*Task data*.
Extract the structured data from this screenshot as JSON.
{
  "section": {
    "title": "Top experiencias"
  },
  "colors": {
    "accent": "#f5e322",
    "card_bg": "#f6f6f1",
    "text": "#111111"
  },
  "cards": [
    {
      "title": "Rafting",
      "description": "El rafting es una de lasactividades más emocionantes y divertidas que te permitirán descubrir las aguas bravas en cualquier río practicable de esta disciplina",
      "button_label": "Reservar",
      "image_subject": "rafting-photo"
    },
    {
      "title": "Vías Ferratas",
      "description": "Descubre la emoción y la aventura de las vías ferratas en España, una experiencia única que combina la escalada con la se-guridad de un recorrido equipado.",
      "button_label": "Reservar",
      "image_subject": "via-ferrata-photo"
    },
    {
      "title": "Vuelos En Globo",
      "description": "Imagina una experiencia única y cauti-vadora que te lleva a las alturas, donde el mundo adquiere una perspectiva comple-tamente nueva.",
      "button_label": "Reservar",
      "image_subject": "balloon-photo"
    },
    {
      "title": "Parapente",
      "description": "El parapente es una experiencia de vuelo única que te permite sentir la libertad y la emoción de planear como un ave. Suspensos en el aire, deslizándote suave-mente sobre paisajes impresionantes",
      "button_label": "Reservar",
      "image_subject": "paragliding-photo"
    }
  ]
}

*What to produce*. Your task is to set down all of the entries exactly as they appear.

*Completed exercise*.
Extract the structured data from this screenshot as JSON.
{
  "section": {
    "title": "Top experiencias"
  },
  "colors": {
    "accent": "#f5e322",
    "card_bg": "#f6f6f1",
    "text": "#111111"
  },
  "cards": [
    {
      "title": "Rafting",
      "description": "El rafting es una de lasactividades más emocionantes y divertidas que te permitirán descubrir las aguas bravas en cualquier río practicable de esta disciplina",
      "button_label": "Reservar",
      "image_subject": "rafting-photo"
    },
    {
      "title": "Vías Ferratas",
      "description": "Descubre la emoción y la aventura de las vías ferratas en España, una experiencia única que combina la escalada con la se-guridad de un recorrido equipado.",
      "button_label": "Reservar",
      "image_subject": "via-ferrata-photo"
    },
    {
      "title": "Vuelos En Globo",
      "description": "Imagina una experiencia única y cauti-vadora que te lleva a las alturas, donde el mundo adquiere una perspectiva comple-tamente nueva.",
      "button_label": "Reservar",
      "image_subject": "balloon-photo"
    },
    {
      "title": "Parapente",
      "description": "El parapente es una experiencia de vuelo única que te permite sentir la libertad y la emoción de planear como un ave. Suspensos en el aire, deslizándote suave-mente sobre paisajes impresionantes",
      "button_label": "Reservar",
      "image_subject": "paragliding-photo"
    }
  ]
}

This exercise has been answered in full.